Exercise instructions :: Retype only the stretch of lines that starts with the line containing "Parse this screenshot: output" and ends with the last line of the records, both included, exactly.

[Website and app data records]

____________

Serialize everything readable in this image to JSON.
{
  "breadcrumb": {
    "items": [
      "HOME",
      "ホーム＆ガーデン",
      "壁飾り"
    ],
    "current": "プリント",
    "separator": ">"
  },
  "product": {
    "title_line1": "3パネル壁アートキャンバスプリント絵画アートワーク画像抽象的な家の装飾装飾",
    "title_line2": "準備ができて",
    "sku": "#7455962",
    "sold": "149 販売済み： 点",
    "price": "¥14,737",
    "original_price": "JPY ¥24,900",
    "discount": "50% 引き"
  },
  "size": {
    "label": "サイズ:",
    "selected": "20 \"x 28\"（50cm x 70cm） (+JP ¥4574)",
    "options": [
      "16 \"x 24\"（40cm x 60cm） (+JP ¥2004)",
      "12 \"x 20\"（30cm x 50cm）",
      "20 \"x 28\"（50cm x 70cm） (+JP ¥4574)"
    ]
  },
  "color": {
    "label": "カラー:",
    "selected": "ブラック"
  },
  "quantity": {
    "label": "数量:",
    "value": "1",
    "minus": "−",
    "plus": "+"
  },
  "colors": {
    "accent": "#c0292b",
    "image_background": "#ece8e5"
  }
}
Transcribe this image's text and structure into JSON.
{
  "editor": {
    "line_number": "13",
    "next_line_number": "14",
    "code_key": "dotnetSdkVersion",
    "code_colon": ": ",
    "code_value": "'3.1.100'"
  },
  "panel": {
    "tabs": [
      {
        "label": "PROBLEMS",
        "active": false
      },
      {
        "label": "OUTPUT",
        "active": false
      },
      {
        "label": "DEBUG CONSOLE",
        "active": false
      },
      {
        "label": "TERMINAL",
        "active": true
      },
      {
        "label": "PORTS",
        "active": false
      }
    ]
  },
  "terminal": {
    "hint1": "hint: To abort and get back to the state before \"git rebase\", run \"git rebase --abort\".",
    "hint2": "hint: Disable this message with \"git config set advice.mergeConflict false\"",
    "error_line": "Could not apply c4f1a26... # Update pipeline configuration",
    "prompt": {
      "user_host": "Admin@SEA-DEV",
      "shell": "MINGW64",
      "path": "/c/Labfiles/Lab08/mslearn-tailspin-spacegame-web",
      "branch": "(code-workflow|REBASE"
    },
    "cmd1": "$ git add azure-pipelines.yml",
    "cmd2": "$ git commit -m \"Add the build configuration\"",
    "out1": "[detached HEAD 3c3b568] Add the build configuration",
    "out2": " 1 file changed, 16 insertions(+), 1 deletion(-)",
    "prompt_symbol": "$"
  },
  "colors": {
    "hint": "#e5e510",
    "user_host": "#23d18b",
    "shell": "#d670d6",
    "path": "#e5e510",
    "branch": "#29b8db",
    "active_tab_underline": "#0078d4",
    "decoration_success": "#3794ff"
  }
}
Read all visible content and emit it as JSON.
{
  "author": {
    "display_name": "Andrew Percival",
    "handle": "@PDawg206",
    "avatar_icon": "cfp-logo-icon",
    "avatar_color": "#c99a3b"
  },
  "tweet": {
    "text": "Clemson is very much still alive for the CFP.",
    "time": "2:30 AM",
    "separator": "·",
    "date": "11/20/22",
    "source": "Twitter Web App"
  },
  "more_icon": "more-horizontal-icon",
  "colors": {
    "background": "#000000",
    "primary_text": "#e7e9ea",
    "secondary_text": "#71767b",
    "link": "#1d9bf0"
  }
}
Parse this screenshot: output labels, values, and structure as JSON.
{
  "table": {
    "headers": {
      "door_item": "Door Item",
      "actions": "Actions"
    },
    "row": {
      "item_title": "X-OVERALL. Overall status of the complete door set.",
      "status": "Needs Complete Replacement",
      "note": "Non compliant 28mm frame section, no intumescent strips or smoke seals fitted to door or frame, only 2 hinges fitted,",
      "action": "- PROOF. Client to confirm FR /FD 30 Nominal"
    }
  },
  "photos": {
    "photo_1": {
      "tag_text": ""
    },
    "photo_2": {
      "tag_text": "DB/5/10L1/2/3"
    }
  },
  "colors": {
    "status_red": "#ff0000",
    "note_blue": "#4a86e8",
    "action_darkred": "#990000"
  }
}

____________

Exercise output ::
Parse this screenshot: output labels, values, and structure as JSON.
{
  "table": {
    "headers": {
      "door_item": "Door Item",
      "actions": "Actions"
    },
    "row": {
      "item_title": "X-OVERALL. Overall status of the complete door set.",
      "status": "Needs Complete Replacement",
      "note": "Non compliant 28mm frame section, no intumescent strips or smoke seals fitted to door or frame, only 2 hinges fitted,",
      "action": "- PROOF. Client to confirm FR /FD 30 Nominal"
    }
  },
  "photos": {
    "photo_1": {
      "tag_text": ""
    },
    "photo_2": {
      "tag_text": "DB/5/10L1/2/3"
    }
  },
  "colors": {
    "status_red": "#ff0000",
    "note_blue": "#4a86e8",
    "action_darkred": "#990000"
  }
}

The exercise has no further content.